It’s a challenge familiar to many families: the desire to add more space to a home while maintaining its original character and its seamless fit with the surrounding neighborhood.
Homeowners Jonathan O’Conner and Eric Schlotterbeck envisioned a more expansive family room and a kitchen remodel for easier hosting and entertaining in their circa-1920s Tudor on Minnehaha Parkway. They were willing to sacrifice a small, little-used sunroom and expand the footprint of the house.
By staying open to the creative possibilities offered up by their design-build team, the couple gained the additional space they hoped for — and much more.
Fine-tuning a Tudor for modern living
As avid cooks and frequent hosts to their many nieces and nephews, O’Conner and Schlotterbeck initially hoped for a larger main-floor family room that would take advantage of the space now occupied by a three-season porch. Extra square footage would be added with an addition.
They planned a kitchen remodel that would re-cast the small kitchen to make it truly functional for a two-chef family.
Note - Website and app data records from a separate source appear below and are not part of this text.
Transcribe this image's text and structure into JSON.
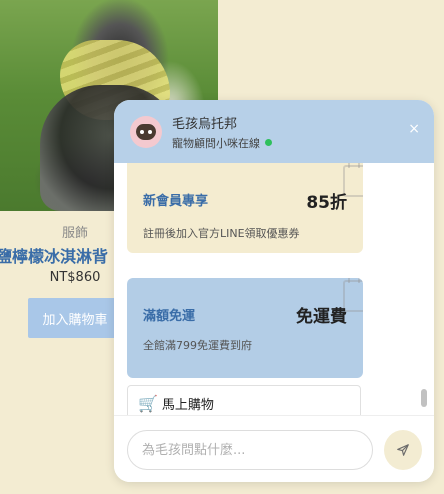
{
  "product": {
    "category": "服飾",
    "name": "鹽檸檬冰淇淋背",
    "price": "NT$860",
    "add_to_cart": "加入購物車"
  },
  "chat": {
    "title": "毛孩烏托邦",
    "subtitle": "寵物顧問小咪在線",
    "close": "×",
    "promos": [
      {
        "title": "新會員專享",
        "value": "85折",
        "desc": "註冊後加入官方LINE領取優惠券",
        "color": "#f4ecd0"
      },
      {
        "title": "滿額免運",
        "value": "免運費",
        "desc": "全館滿799免運費到府",
        "color": "#b3cde6"
      }
    ],
    "shop_now": "馬上購物",
    "input_placeholder": "為毛孩問點什麼...",
    "online_color": "#2ec05c",
    "accent": "#3a6da8",
    "header_color": "#b7d0e8"
  },
  "icons": {
    "avatar": "puppy-avatar-icon",
    "cart": "shopping-cart-icon",
    "send": "send-icon",
    "close": "close-icon"
  }
}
Finally, they settled on an open floor plan for both the kitchen and family room, with the goal of enhancing traffic flow through both rooms for their many frequent guests and ensuring that everyone in the space could feel part of the action.
Yet the couple were surprised by the options open to them once the architect and builder looked at what a renovation could potentially offer: not only the family room and expansive kitchen they’d imagined, but also a new master bedroom suite with a three-quarter bath.
Together with architect Randall Buffie, the husband-and-wife team behind boutique design-build firm Schrader & Companies were inspired by the challenge to create some functional new square footage while also keeping the home’s original character intact.
“They weren’t contemplating the possibility of being able to gain a bedroom and bath as part of the project at all, originally,” said Andy…